Bady Dalloul
Straight Flush - The Balfour Declaration (1917)

The Great Game is a series of works composed of a number of card combinations illustrated by the faces of key political figures shaping the geopolitical landscape in the Middle East. Each reconstituted ‘hand of play’ corresponds to a diplomatic treaty establishing or modifying geographical borders. The plastic form of a poker hand chosen by the artist highlights the randomness of the process of fixing boundaries and the way in which they do not account for the lives of those located there. These eleven works cover two major themes of Dalloul’s artistic practice, play and power relations in geopolitics.

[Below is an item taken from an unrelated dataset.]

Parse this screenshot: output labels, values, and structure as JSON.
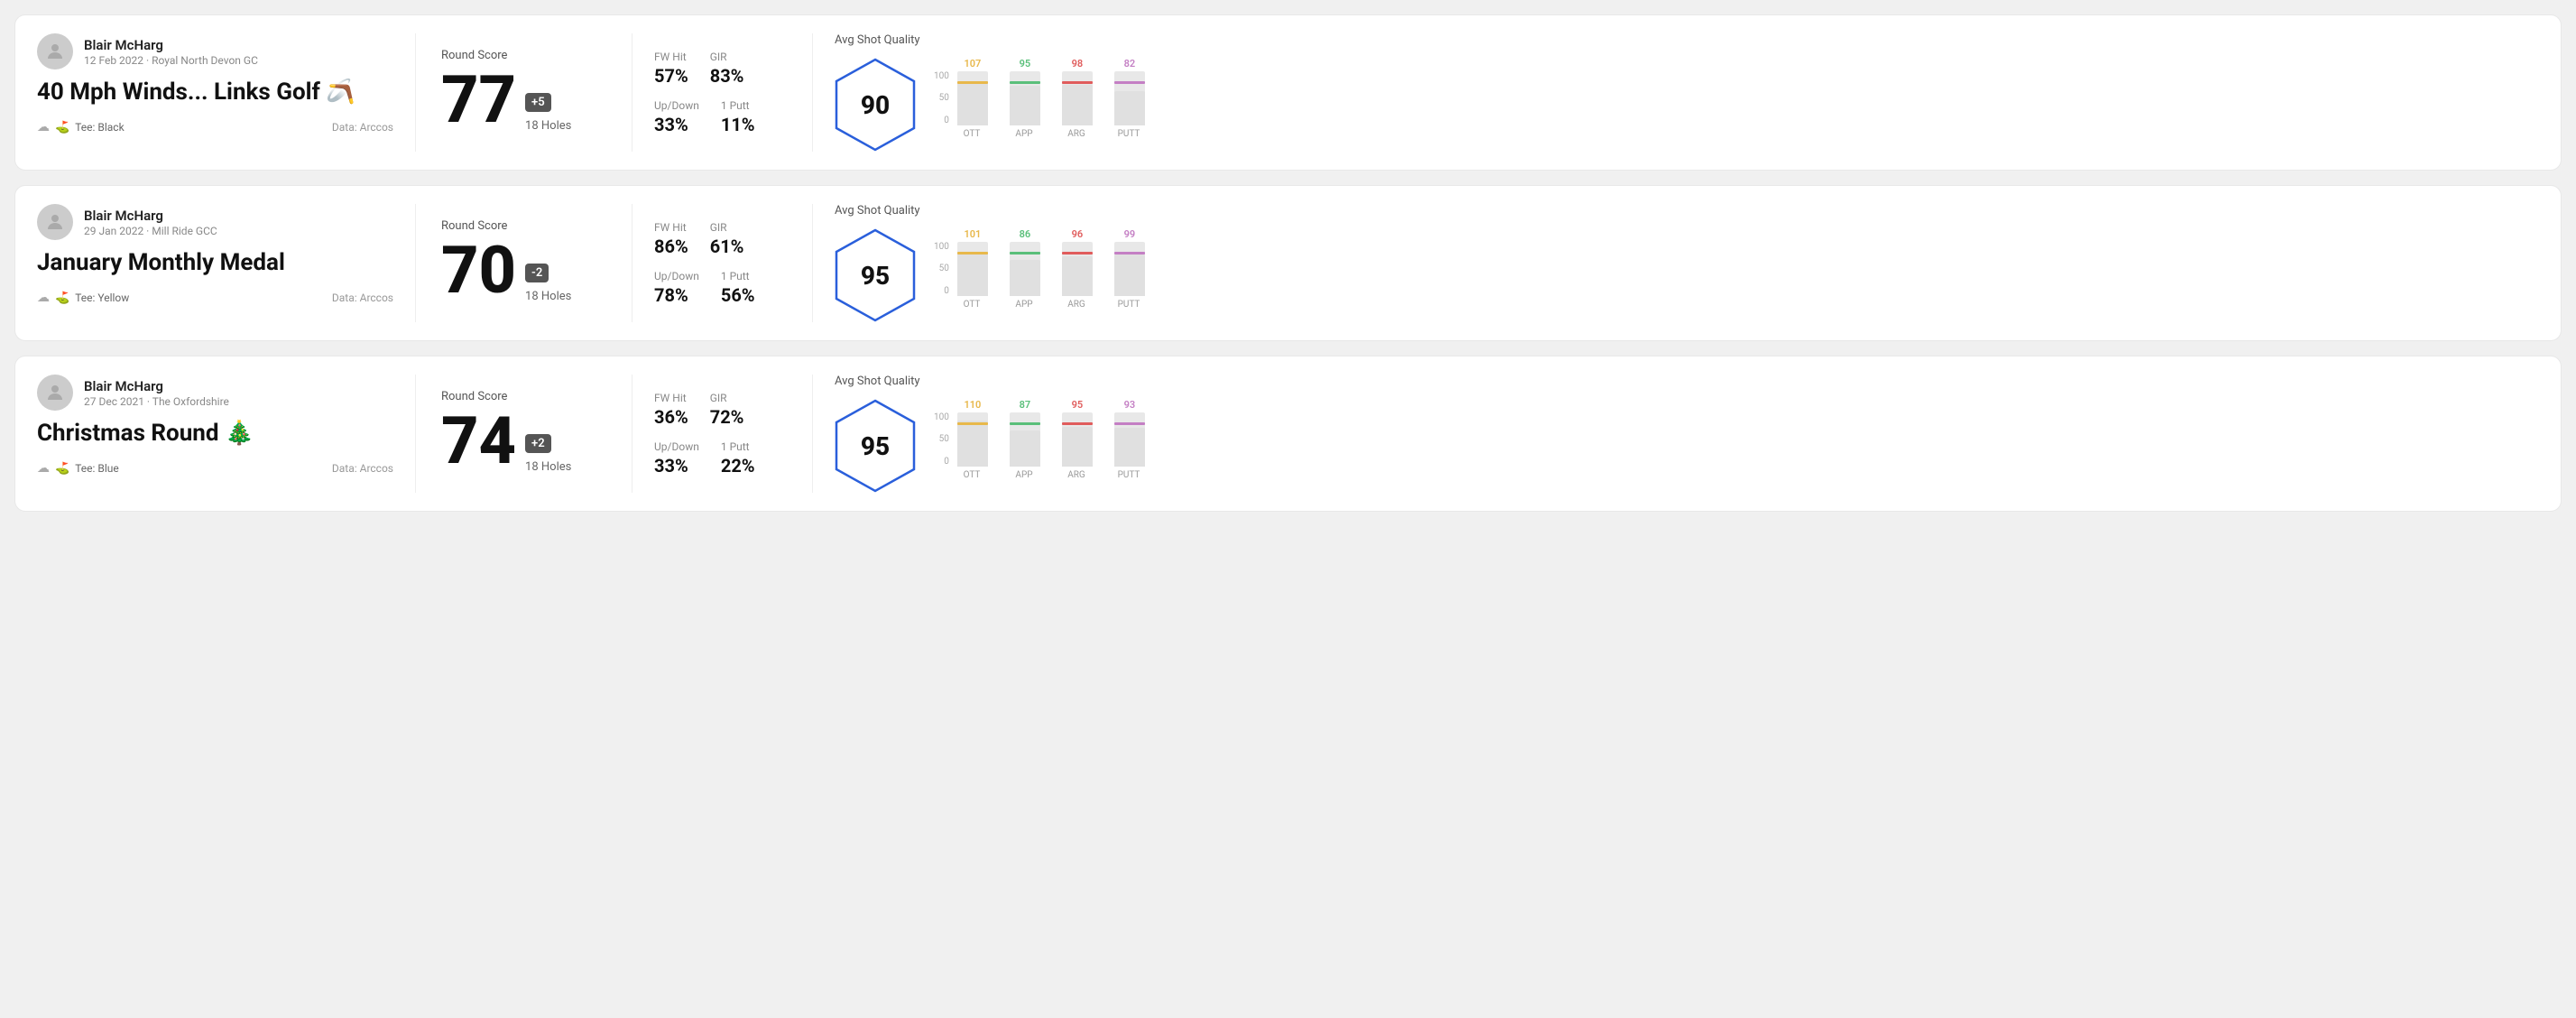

In this combination, Dalloul focuses on the Balfour Declaration featuring images of David Lloyd George, The Viscount Milner, Baron Rothschild, Arthur James Balfour and Leo Amery. Signed in 1917 by Arthur Balfour, former British Foreign Secretary, this open letter is addressed to Lord Lionel Walter Rothschild, eminence of the British Jewish community and is proof of the promise made on behalf of the British government by Lord Balfour to recognize a Jewish national home in Palestine. This promise marked the history of the Middle East forever; the state of Israel was created in 1948 as a result of this British commitment.

The oeuvre of Bady Dalloul currently based in Paris, sophisticatedly and cunningly employs collage across various media: texts, drawings, video, and objects to produce powerful works commenting on the past and the present. His collages imply a construction, the fabrication of a space that is simultaneously autobiographical, critical, poetic and narrative. Thus, he makes narratives where the real and fiction, and individual and collective experiences, enter into a permanent dialogue questioning the official historical grand narratives. The artist conceived of a fragile book, tattered by time and long use. It’s a diary, and he has patiently filled every page. He has taken notes ever since his childhood spent in Paris and Damascus, cutting out and pasting in illustrations from history magazines and books to make up stories like Badland (1999–2004). His practice began as a way to keep busy and counter boredom and the incomprehensibility of the crisis that has held Syria in its grip for decades. For 5 years, he filled his notebooks with definitions, notes on events, information (scientific, geostrategic, military, economic and historical) and maps. A long-term project guided by a question, an obsession: do images represent the truth of our world?